There’s also this possible twin parallel. Bear with me now: there are two sets of twins in this film. That’s a lot! There’s Carly and Nick, of course. But our villains are both twins: Bo Sinclair (Brian Van Holt’s character) and Vincent Sinclair were conjoined twins when they were born. Their father did a risky operation to separate them, which resulted in Vincent being horribly disfigured. There’s a lot of play with their togetherness and their separation: there is a wax representation of them as conjoined babies, but Vincent, as he’s trying to get into the room, cuts them apart with a knife that he sticks through the wall. Then, as the house of wax is melting, Vincent who is on the second floor, falls through the floor and lands dead on top of Bo’s body in the same position as when they were connected. Like they were being returned to the way they were supposed to be, or something. It was probably just a cool visual (of which there are many in this movie), but like I said, bear with me. So, there’s also this idea of Bo being the bad twin and Vincent being the good one, just like Nick and Carly. (Their mother even says as much, in the flashback at the beginning.)
Well, the way I see it, one set of twins used to be conjoined, and one set will be! (ba dum tsss)
At one point, Carly ends up getting all dirty. I won’t spoil it for you, but it’s icky, and it’s related to the bad smell. Either she didn’t bring any extra clothes (her PJs being essentially her underwear would seem to indicate this) or she was simply too impatient to make it back to the camp as she was, because Nick gives his sister the shirt off his back and she accepts it. Well, the wife beater off his back. What a gentleman. She takes it and puts it on. She changes right there in front of everyone (including the creepy road-kill guy and her own brother)! Nick might be gentleman, but Carly is certainly not a lady!
I know she felt gross, but seriously, I think it could have waited for cover of forest. There were trees not five feet behind her.
So, basically, she spends the rest of the movie wearing his shirt. Awww… I wish I could say that Nick spends the rest of the movie shirtless, but he’s got other apparel lying around somewhere. I wish that had been stolen like Dalton’s video camera, or slashed up like Wade’s engine belt.
Carly goes through a lot of hell before she reconnects with Nick, but once she does they’re pretty much together for the rest of the movie.
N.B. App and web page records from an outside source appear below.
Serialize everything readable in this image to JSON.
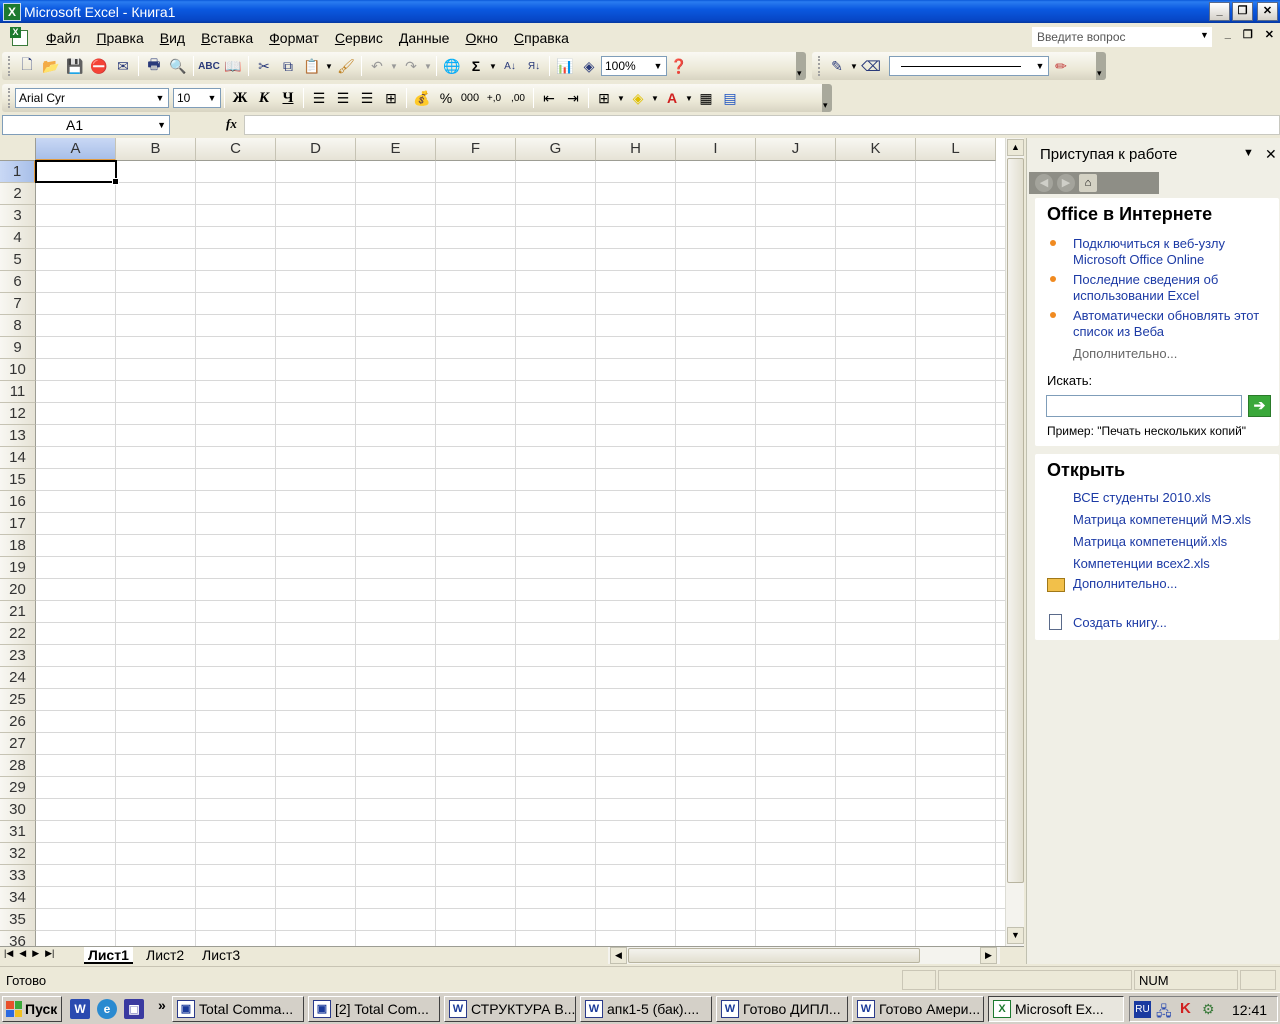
{
  "window": {
    "title": "Microsoft Excel - Книга1"
  },
  "menu": {
    "items": [
      {
        "label": "Файл",
        "accel": "Ф",
        "rest": "айл"
      },
      {
        "label": "Правка",
        "accel": "П",
        "rest": "равка"
      },
      {
        "label": "Вид",
        "accel": "В",
        "rest": "ид"
      },
      {
        "label": "Вставка",
        "accel": "В",
        "rest": "ставка"
      },
      {
        "label": "Формат",
        "accel": "Ф",
        "rest": "ормат"
      },
      {
        "label": "Сервис",
        "accel": "С",
        "rest": "ервис"
      },
      {
        "label": "Данные",
        "accel": "Д",
        "rest": "анные"
      },
      {
        "label": "Окно",
        "accel": "О",
        "rest": "кно"
      },
      {
        "label": "Справка",
        "accel": "С",
        "rest": "правка"
      }
    ],
    "help_placeholder": "Введите вопрос"
  },
  "toolbar": {
    "zoom": "100%",
    "font": "Arial Cyr",
    "font_size": "10",
    "bold": "Ж",
    "italic": "К",
    "underline": "Ч",
    "percent": "%",
    "thousands": "000",
    "inc_decimal": "+,0",
    "dec_decimal": ",00"
  },
  "formula_bar": {
    "name_box": "A1",
    "fx": "fx",
    "formula": ""
  },
  "grid": {
    "columns": [
      "A",
      "B",
      "C",
      "D",
      "E",
      "F",
      "G",
      "H",
      "I",
      "J",
      "K",
      "L"
    ],
    "rows": [
      "1",
      "2",
      "3",
      "4",
      "5",
      "6",
      "7",
      "8",
      "9",
      "10",
      "11",
      "12",
      "13",
      "14",
      "15",
      "16",
      "17",
      "18",
      "19",
      "20",
      "21",
      "22",
      "23",
      "24",
      "25",
      "26",
      "27",
      "28",
      "29",
      "30",
      "31",
      "32",
      "33",
      "34",
      "35",
      "36"
    ],
    "active_cell": "A1"
  },
  "sheets": [
    "Лист1",
    "Лист2",
    "Лист3"
  ],
  "task_pane": {
    "title": "Приступая к работе",
    "online": {
      "title": "Office в Интернете",
      "link1_line1": "Подключиться к веб-узлу",
      "link1_line2": "Microsoft Office Online",
      "link2_line1": "Последние сведения об",
      "link2_line2": "использовании Excel",
      "link3_line1": "Автоматически обновлять этот",
      "link3_line2": "список из Веба",
      "more": "Дополнительно...",
      "search_label": "Искать:",
      "example": "Пример:  \"Печать нескольких копий\""
    },
    "open": {
      "title": "Открыть",
      "files": [
        "ВСЕ студенты 2010.xls",
        "Матрица компетенций МЭ.xls",
        "Матрица компетенций.xls",
        "Компетенции всех2.xls"
      ],
      "more": "Дополнительно...",
      "create": "Создать книгу..."
    }
  },
  "status": {
    "ready": "Готово",
    "num": "NUM"
  },
  "taskbar": {
    "start": "Пуск",
    "overflow": "»",
    "buttons": [
      "Total Comma...",
      "[2] Total Com...",
      "СТРУКТУРА В...",
      "апк1-5 (бак)....",
      "Готово ДИПЛ...",
      "Готово Амери...",
      "Microsoft Ex..."
    ],
    "lang": "RU",
    "time": "12:41"
  }
}
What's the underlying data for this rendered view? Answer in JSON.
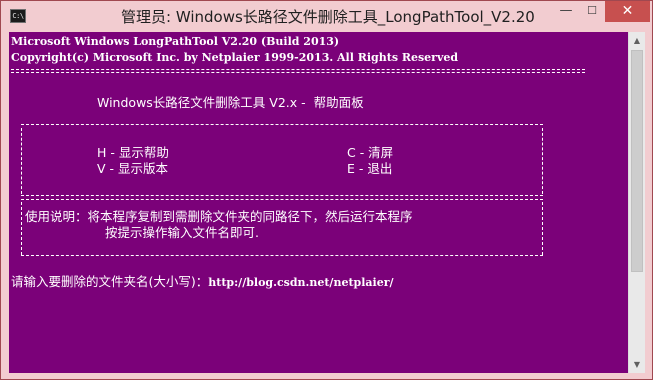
{
  "window": {
    "title": "管理员:  Windows长路径文件删除工具_LongPathTool_V2.20",
    "icon_text": "C:\\",
    "minimize_glyph": "—",
    "maximize_glyph": "☐",
    "close_glyph": "✕",
    "console_bg": "#7b0179",
    "titlebar_bg": "#f2ccd0",
    "close_bg": "#c7504f"
  },
  "console": {
    "banner1": "Microsoft Windows LongPathTool V2.20 (Build 2013)",
    "banner2": "Copyright(c) Microsoft Inc. by Netplaier 1999-2013. All Rights Reserved",
    "panel_title": "Windows长路径文件删除工具 V2.x -  帮助面板",
    "cmd_h": "H - 显示帮助",
    "cmd_c": "C - 清屏",
    "cmd_v": "V - 显示版本",
    "cmd_e": "E - 退出",
    "usage1": "使用说明：将本程序复制到需删除文件夹的同路径下，然后运行本程序",
    "usage2": "按提示操作输入文件名即可.",
    "prompt": "请输入要删除的文件夹名(大小写)：",
    "prompt_url": "http://blog.csdn.net/netplaier/"
  },
  "scrollbar": {
    "up_icon": "▲",
    "down_icon": "▼"
  }
}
Lots of crying and hugs – just the way I like it.
She calls him stubborn, and he gets a pretty good kick out of the fact that he then calls her stubborn later on. It’s a very cute moment even though I will call it out for being a little bit forced/contrived. He’s trying to get her to go, but even a tiny little baby would be smart enough to realize that they should shouldn’t split up.
Unsurprisingly, I didn’t care because he was leaning over her in such a sexy way! That was definitely the hottest moment between them.
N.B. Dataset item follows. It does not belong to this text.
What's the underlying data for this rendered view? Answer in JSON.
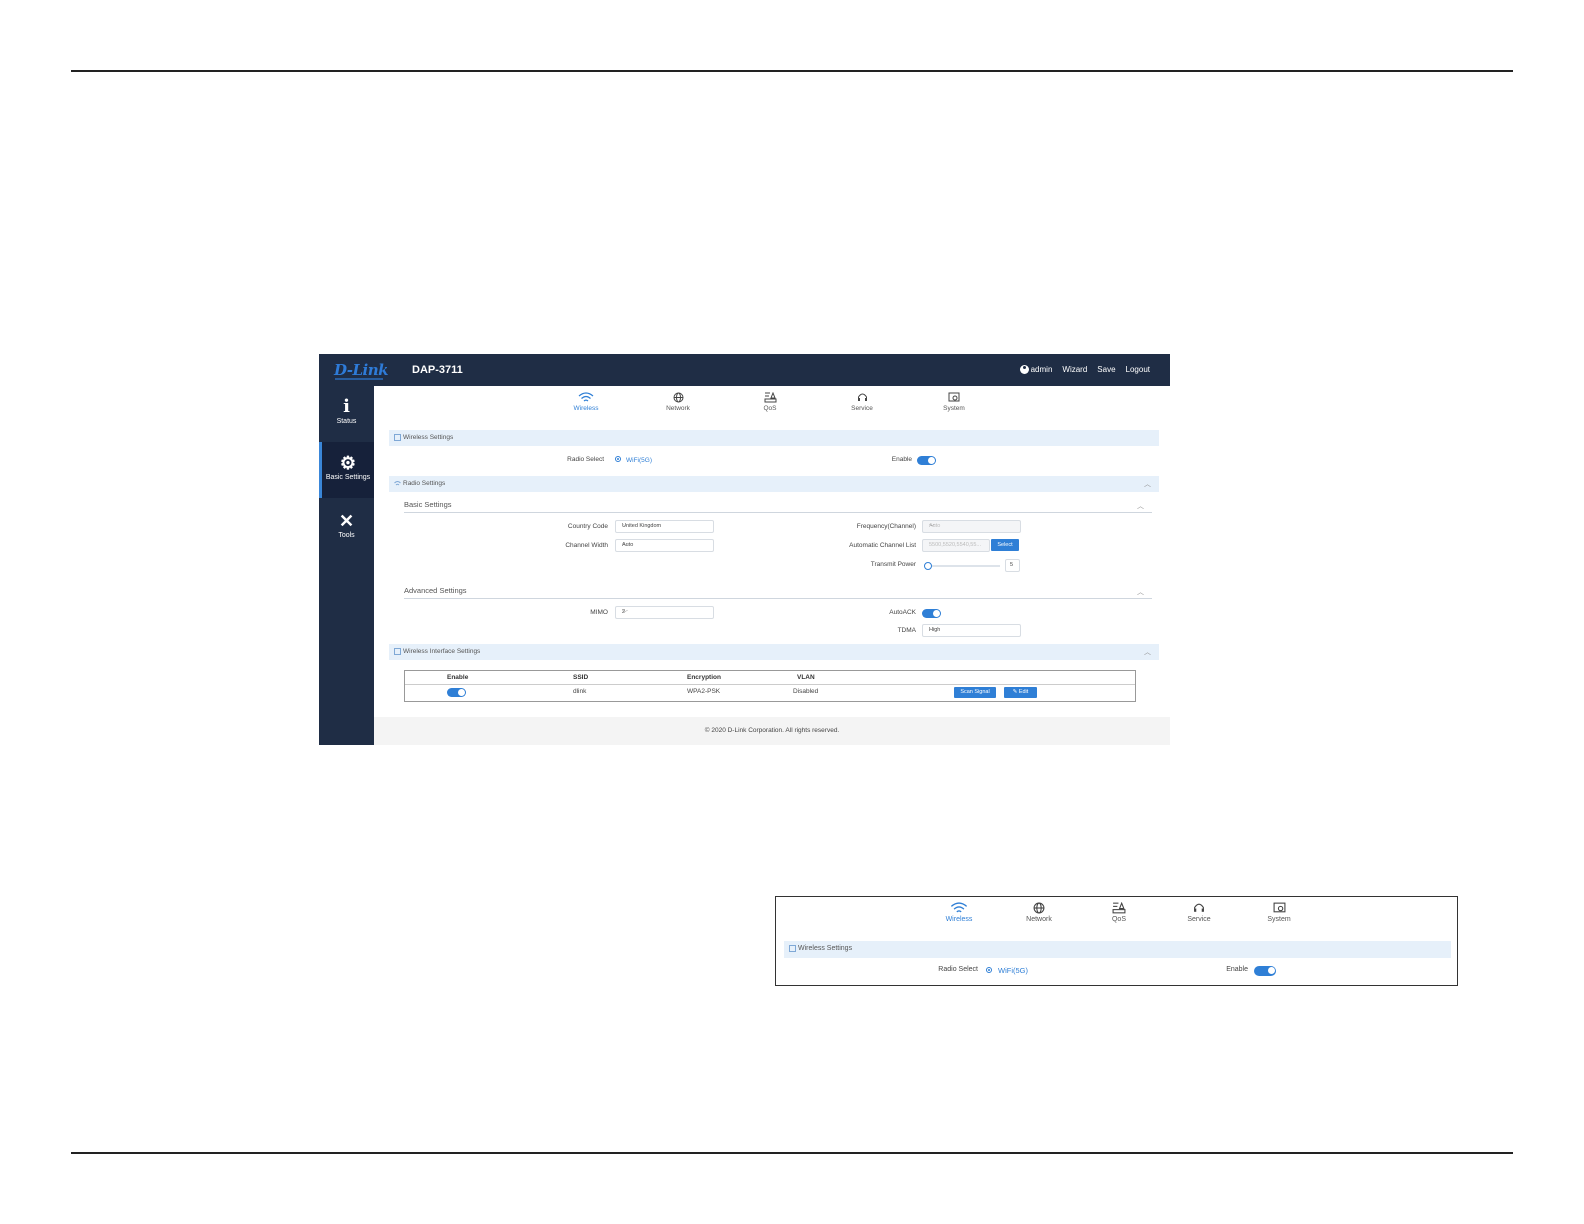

He does it again only a scene or two later. She’s against the car. He puts one hand on the car on one side of her, and the other on the open door, enclosing her. He’s a lot taller, so maybe that’s just what comes natural, but it’s a very possessive stance. It’s usually a seductive position – one sees it done a lot in high school movies/TV shows as the girl is at her locker. Right? You know what I mean.
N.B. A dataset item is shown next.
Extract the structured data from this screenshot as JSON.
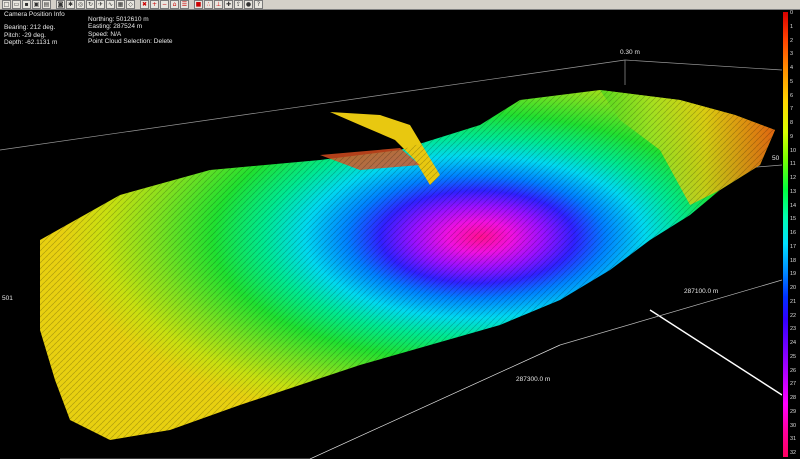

At the end, she asks if he’s OK (he was stabbed in the leg). He takes her hand, squeezes it, and says, “We’re OK.” That’s couple talk!
Then she settles in against his chest.
I think that’s a pretty clear if indirect indication that they’re now a romantic couple.
What? You disagree?
OK, fine. “Clear” might be a strong word.
But it’s good enough for me. I’ll make do with what I can get.
My recommendations of Hellboy II: The Golden Army, and especially Degrassi Takes Manhattan as something to watch were a little reserved (though I love the ships, of course), but I recommend House of Wax wholeheartedly, with the only qualification being that it is a horror movie in every sense.